By Sameer Rao Mar 19, 2018

As the #MeToo movement and Time’s Up initiative renew attention to the long history of sexual harassment and assault in professional settings, a new biopic will celebrate the woman whose legal battle made that abuse a punishable offense.


Shadow and Act reported Friday (March 16) that EnLight Productions and Adaptive Studios will make a feature film called "Silence Breaker: The Sandra Bundy Story." The movie will focus on its namesake protagonist, the Black woman who was the first person to have her accusations of workplace harassment upheld by a federal court. In anticipation of the movie, here are three must-know facts about Bundy:

1. She worked with formerly incarcerated peoples.
As she detailed in a Washingtonian magazine profile, Bundy joined the District of Columbia Department of Corrections in 1970. She started as a personnel clerk before rising to the rank of employment specialist. That job involved helping the formerly incarcerated find work and return to society. 

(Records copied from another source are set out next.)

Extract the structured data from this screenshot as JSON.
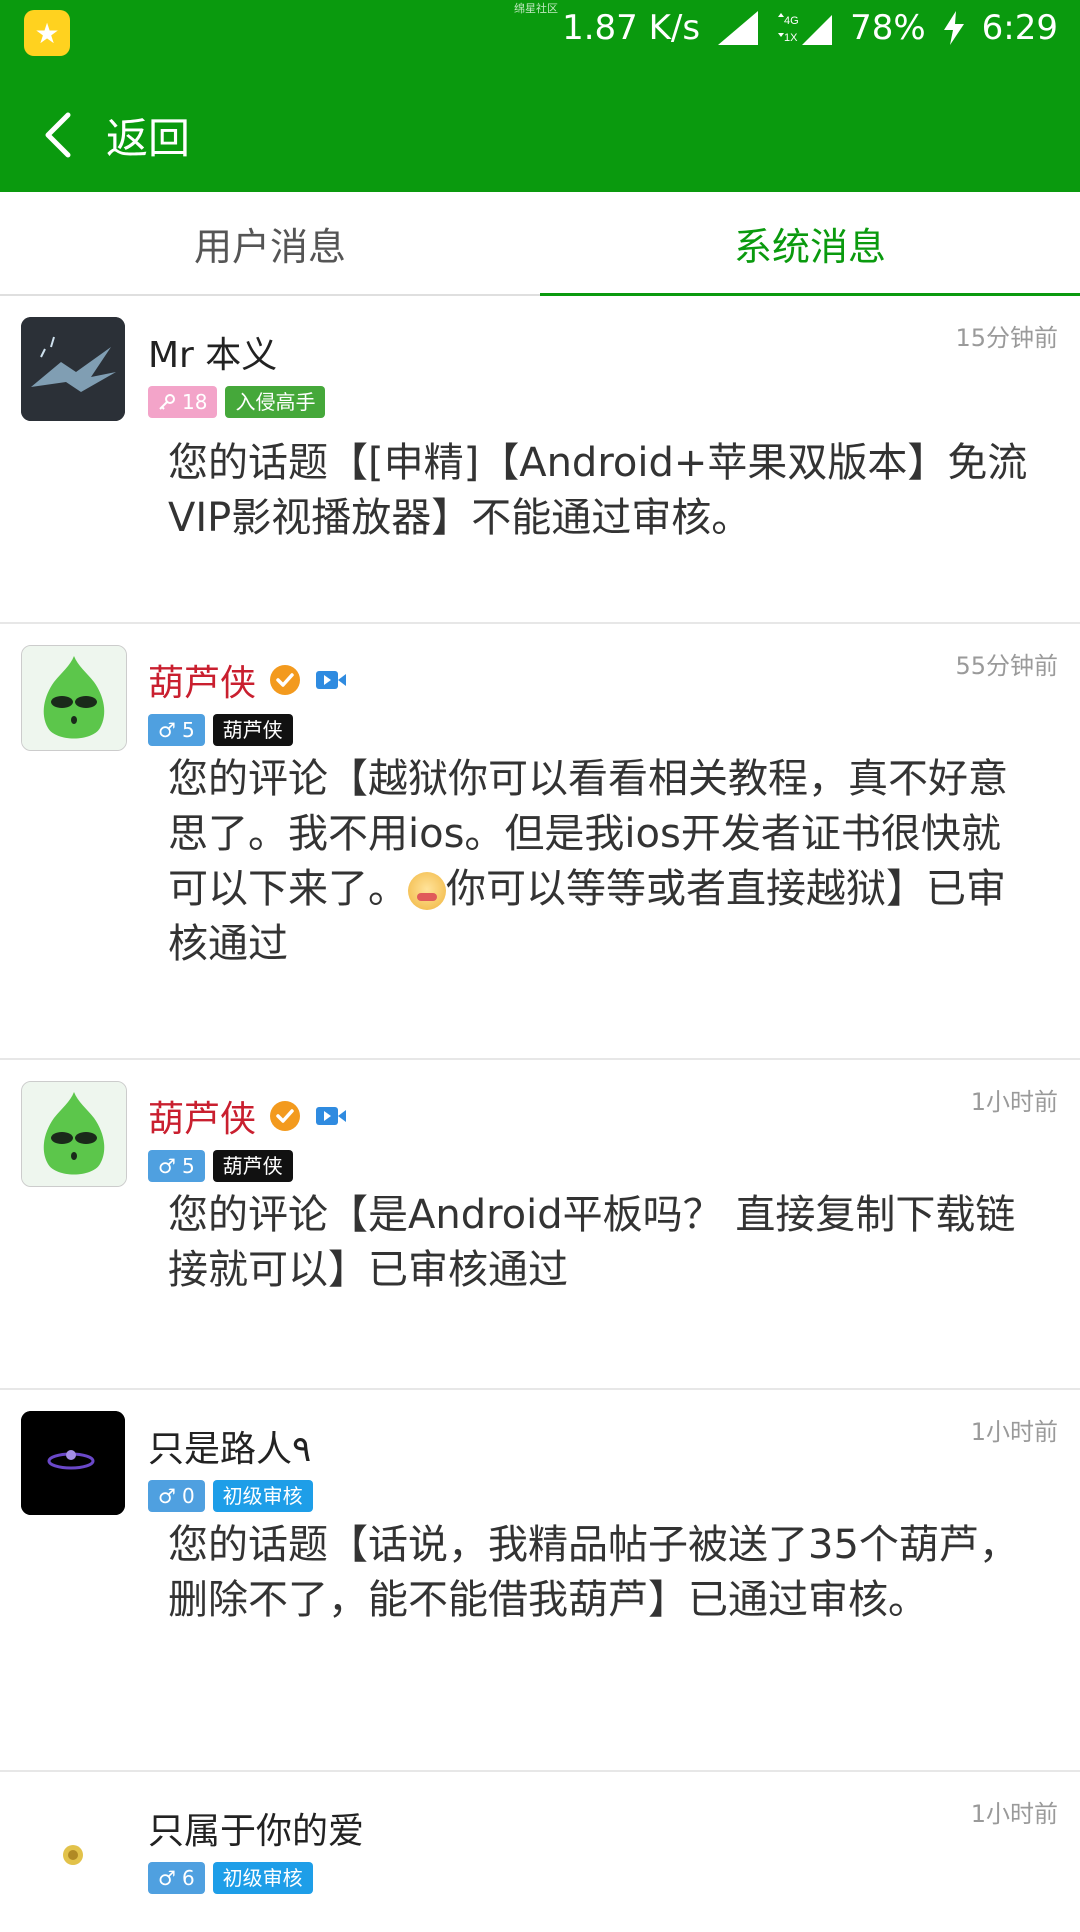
{
  "status": {
    "top_tiny_text": "绵星社区",
    "speed": "1.87 K/s",
    "network": "4G 1X",
    "battery": "78%",
    "time": "6:29"
  },
  "nav": {
    "back_label": "返回"
  },
  "tabs": [
    {
      "label": "用户消息",
      "active": false
    },
    {
      "label": "系统消息",
      "active": true
    }
  ],
  "colors": {
    "brand_green": "#0a9a0e",
    "username_red": "#c91f2f"
  },
  "messages": [
    {
      "username": "Mr 本义",
      "username_color": "normal",
      "time": "15分钟前",
      "badges": [
        {
          "text": "18",
          "kind": "key-pink"
        },
        {
          "text": "入侵高手",
          "kind": "green"
        }
      ],
      "content": "您的话题【[申精]【Android+苹果双版本】免流VIP影视播放器】不能通过审核。"
    },
    {
      "username": "葫芦侠",
      "username_color": "red",
      "time": "55分钟前",
      "badges": [
        {
          "text": "5",
          "kind": "male-blue"
        },
        {
          "text": "葫芦侠",
          "kind": "black"
        }
      ],
      "content_before_emoji": "您的评论【越狱你可以看看相关教程，真不好意思了。我不用ios。但是我ios开发者证书很快就可以下来了。",
      "content_after_emoji": "你可以等等或者直接越狱】已审核通过"
    },
    {
      "username": "葫芦侠",
      "username_color": "red",
      "time": "1小时前",
      "badges": [
        {
          "text": "5",
          "kind": "male-blue"
        },
        {
          "text": "葫芦侠",
          "kind": "black"
        }
      ],
      "content": "您的评论【是Android平板吗？ 直接复制下载链接就可以】已审核通过"
    },
    {
      "username": "只是路人٩",
      "username_color": "normal",
      "time": "1小时前",
      "badges": [
        {
          "text": "0",
          "kind": "male-blue"
        },
        {
          "text": "初级审核",
          "kind": "cyan"
        }
      ],
      "content": "您的话题【话说，我精品帖子被送了35个葫芦，删除不了，能不能借我葫芦】已通过审核。"
    },
    {
      "username": "只属于你的爱",
      "username_color": "normal",
      "time": "1小时前",
      "badges": [
        {
          "text": "6",
          "kind": "male-blue"
        },
        {
          "text": "初级审核",
          "kind": "cyan"
        }
      ]
    }
  ]
}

2. She experienced sexual harassment from multiple supervisors.
Bundy told Washingtonian that she endured lewd comments and touching from at least four supervisors, including one man who told her, "Any man in his right mind would want to rape you.” She had no success with filing internal complaints, and even arrived at one meeting to talk about the abuse to find that three of the five people present had previously propositioned her. 

3. Her lawsuit set the precedent for workplace sexual harassment suits.
Bundy filed Bundy v. Jackson with the United States District Court for the District of Columbia in 1977, accusing the Department of Corrections of violating her civil rights by preventing her career advancement in retaliation for her complaints. The lower court ruled that she had not been discriminated against. She filed an appeal with the United States Court of Appeals for the District of Columbia Circuit, which ruled in her favor in 1981, deciding that her rights were violated under the Civil Rights Act of 1964. The Supreme Court agreed with the finding via its ruling in Meritor Savings Bank v. Vinson in 1986.